Your reply must consist of the data below, reproduced character for character.

---

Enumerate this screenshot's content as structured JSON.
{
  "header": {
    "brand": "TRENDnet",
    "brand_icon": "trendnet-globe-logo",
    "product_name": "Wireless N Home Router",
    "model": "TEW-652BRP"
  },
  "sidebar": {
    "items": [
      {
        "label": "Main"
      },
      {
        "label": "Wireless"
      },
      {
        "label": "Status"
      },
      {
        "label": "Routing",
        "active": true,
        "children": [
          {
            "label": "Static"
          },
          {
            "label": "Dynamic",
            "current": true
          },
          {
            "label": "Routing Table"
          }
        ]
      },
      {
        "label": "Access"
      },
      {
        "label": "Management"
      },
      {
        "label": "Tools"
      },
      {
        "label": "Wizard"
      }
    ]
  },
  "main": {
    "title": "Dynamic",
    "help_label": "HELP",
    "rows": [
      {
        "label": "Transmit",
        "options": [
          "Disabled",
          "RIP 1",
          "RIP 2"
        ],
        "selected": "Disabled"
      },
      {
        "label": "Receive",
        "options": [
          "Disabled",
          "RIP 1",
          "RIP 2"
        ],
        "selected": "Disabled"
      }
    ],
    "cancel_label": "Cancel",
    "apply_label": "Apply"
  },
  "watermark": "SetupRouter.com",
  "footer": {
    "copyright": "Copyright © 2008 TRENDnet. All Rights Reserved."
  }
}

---

▸ **REPLY**:
Enumerate this screenshot's content as structured JSON.
{
  "header": {
    "brand": "TRENDnet",
    "brand_icon": "trendnet-globe-logo",
    "product_name": "Wireless N Home Router",
    "model": "TEW-652BRP"
  },
  "sidebar": {
    "items": [
      {
        "label": "Main"
      },
      {
        "label": "Wireless"
      },
      {
        "label": "Status"
      },
      {
        "label": "Routing",
        "active": true,
        "children": [
          {
            "label": "Static"
          },
          {
            "label": "Dynamic",
            "current": true
          },
          {
            "label": "Routing Table"
          }
        ]
      },
      {
        "label": "Access"
      },
      {
        "label": "Management"
      },
      {
        "label": "Tools"
      },
      {
        "label": "Wizard"
      }
    ]
  },
  "main": {
    "title": "Dynamic",
    "help_label": "HELP",
    "rows": [
      {
        "label": "Transmit",
        "options": [
          "Disabled",
          "RIP 1",
          "RIP 2"
        ],
        "selected": "Disabled"
      },
      {
        "label": "Receive",
        "options": [
          "Disabled",
          "RIP 1",
          "RIP 2"
        ],
        "selected": "Disabled"
      }
    ],
    "cancel_label": "Cancel",
    "apply_label": "Apply"
  },
  "watermark": "SetupRouter.com",
  "footer": {
    "copyright": "Copyright © 2008 TRENDnet. All Rights Reserved."
  }
}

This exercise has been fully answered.